Required action
Where a line in the listing below holds the word "title", count that line; give the total alone.

The data

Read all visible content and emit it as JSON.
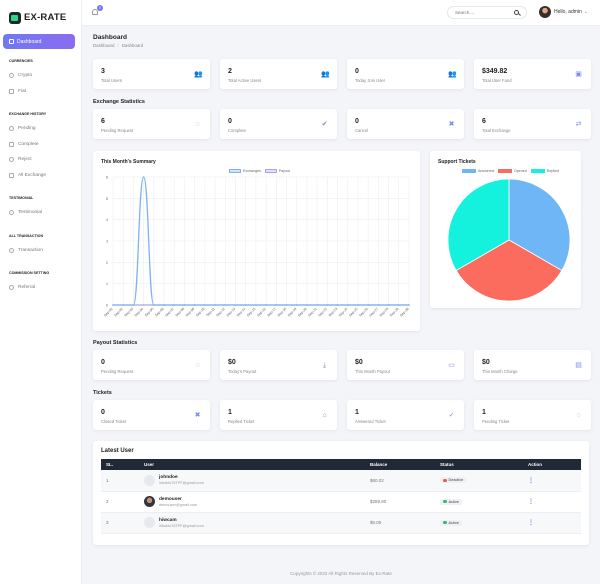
{
  "brand": {
    "name": "EX-RATE"
  },
  "sidebar": {
    "active": "Dashboard",
    "sections": [
      {
        "heading": "CURRENCIES",
        "items": [
          "Crypto",
          "Fiat"
        ]
      },
      {
        "heading": "EXCHANGE HISTORY",
        "items": [
          "Pending",
          "Complete",
          "Reject",
          "All Exchange"
        ]
      },
      {
        "heading": "TESTIMONIAL",
        "items": [
          "Testimonial"
        ]
      },
      {
        "heading": "ALL TRANSACTION",
        "items": [
          "Transaction"
        ]
      },
      {
        "heading": "COMMISSION SETTING",
        "items": [
          "Referral"
        ]
      }
    ]
  },
  "topbar": {
    "notif_count": "0",
    "search_placeholder": "Search....",
    "user_label": "Hello, admin"
  },
  "page": {
    "title": "Dashboard",
    "crumbs": [
      "Dashboard",
      "Dashboard"
    ]
  },
  "top_stats": [
    {
      "value": "3",
      "label": "Total Users",
      "icon": "users-icon"
    },
    {
      "value": "2",
      "label": "Total Active Users",
      "icon": "users-icon"
    },
    {
      "value": "0",
      "label": "Today Join User",
      "icon": "users-icon"
    },
    {
      "value": "$349.82",
      "label": "Total User Fund",
      "icon": "wallet-icon"
    }
  ],
  "exchange": {
    "title": "Exchange Statistics",
    "stats": [
      {
        "value": "6",
        "label": "Pending Request",
        "icon": "spinner-icon"
      },
      {
        "value": "0",
        "label": "Complete",
        "icon": "check-circle-icon"
      },
      {
        "value": "0",
        "label": "Cancel",
        "icon": "cancel-circle-icon"
      },
      {
        "value": "6",
        "label": "Total Exchange",
        "icon": "exchange-icon"
      }
    ]
  },
  "summary": {
    "title": "This Month's Summary",
    "legend": [
      "Exchanges",
      "Payout"
    ]
  },
  "support": {
    "title": "Support Tickets",
    "legend": [
      "Answered",
      "Opened",
      "Replied"
    ]
  },
  "payout": {
    "title": "Payout Statistics",
    "stats": [
      {
        "value": "0",
        "label": "Pending Request",
        "icon": "spinner-icon"
      },
      {
        "value": "$0",
        "label": "Today's Payout",
        "icon": "hand-money-icon"
      },
      {
        "value": "$0",
        "label": "This Month Payout",
        "icon": "money-icon"
      },
      {
        "value": "$0",
        "label": "This Month Charge",
        "icon": "receipt-icon"
      }
    ]
  },
  "tickets": {
    "title": "Tickets",
    "stats": [
      {
        "value": "0",
        "label": "Closed Ticket",
        "icon": "close-circle-icon"
      },
      {
        "value": "1",
        "label": "Replied Ticket",
        "icon": "inbox-icon"
      },
      {
        "value": "1",
        "label": "Answered Ticket",
        "icon": "check-icon"
      },
      {
        "value": "1",
        "label": "Pending Ticket",
        "icon": "spinner-icon"
      }
    ]
  },
  "latest_users": {
    "title": "Latest User",
    "columns": [
      "SL.",
      "User",
      "Balance",
      "Status",
      "Action"
    ],
    "rows": [
      {
        "sl": "1",
        "name": "johndoe",
        "email": "infoddv76TPF@gmail.com",
        "balance": "$60.02",
        "status": "Deactive",
        "status_color": "#e95b4f",
        "photo": false
      },
      {
        "sl": "2",
        "name": "demouser",
        "email": "demouser@gmail.com",
        "balance": "$289.80",
        "status": "Active",
        "status_color": "#2dbe6c",
        "photo": true
      },
      {
        "sl": "3",
        "name": "hiwcam",
        "email": "infoddv76TPF@gmail.com",
        "balance": "$0.00",
        "status": "Active",
        "status_color": "#2dbe6c",
        "photo": false
      }
    ],
    "action_glyph": "⋮"
  },
  "footer": {
    "text": "Copyrights © 2022 All Rights Reserved By Ex-Rate"
  },
  "chart_data": [
    {
      "type": "line",
      "title": "This Month's Summary",
      "x": [
        "Sep-01",
        "Sep-02",
        "Sep-03",
        "Sep-04",
        "Sep-05",
        "Sep-06",
        "Sep-07",
        "Sep-08",
        "Sep-09",
        "Sep-10",
        "Sep-11",
        "Sep-12",
        "Sep-13",
        "Sep-14",
        "Sep-15",
        "Sep-16",
        "Sep-17",
        "Sep-18",
        "Sep-19",
        "Sep-20",
        "Sep-21",
        "Sep-22",
        "Sep-23",
        "Sep-24",
        "Sep-25",
        "Sep-26",
        "Sep-27",
        "Sep-28",
        "Sep-29",
        "Sep-30"
      ],
      "series": [
        {
          "name": "Exchanges",
          "values": [
            0,
            0,
            0,
            6,
            0,
            0,
            0,
            0,
            0,
            0,
            0,
            0,
            0,
            0,
            0,
            0,
            0,
            0,
            0,
            0,
            0,
            0,
            0,
            0,
            0,
            0,
            0,
            0,
            0,
            0
          ]
        },
        {
          "name": "Payout",
          "values": [
            0,
            0,
            0,
            0,
            0,
            0,
            0,
            0,
            0,
            0,
            0,
            0,
            0,
            0,
            0,
            0,
            0,
            0,
            0,
            0,
            0,
            0,
            0,
            0,
            0,
            0,
            0,
            0,
            0,
            0
          ]
        }
      ],
      "ylim": [
        0,
        6
      ],
      "yticks": [
        "0",
        "1",
        "2",
        "3",
        "4",
        "5",
        "6"
      ],
      "grid": true,
      "legend": "top",
      "colors": {
        "Exchanges": "#7fb3f0",
        "Payout": "#a9a3e8"
      }
    },
    {
      "type": "pie",
      "title": "Support Tickets",
      "labels": [
        "Answered",
        "Opened",
        "Replied"
      ],
      "values": [
        1,
        1,
        1
      ],
      "colors": [
        "#6fb6f7",
        "#fb6b5e",
        "#14f2dd"
      ],
      "legend": "top"
    }
  ]
}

Output for this exercise
9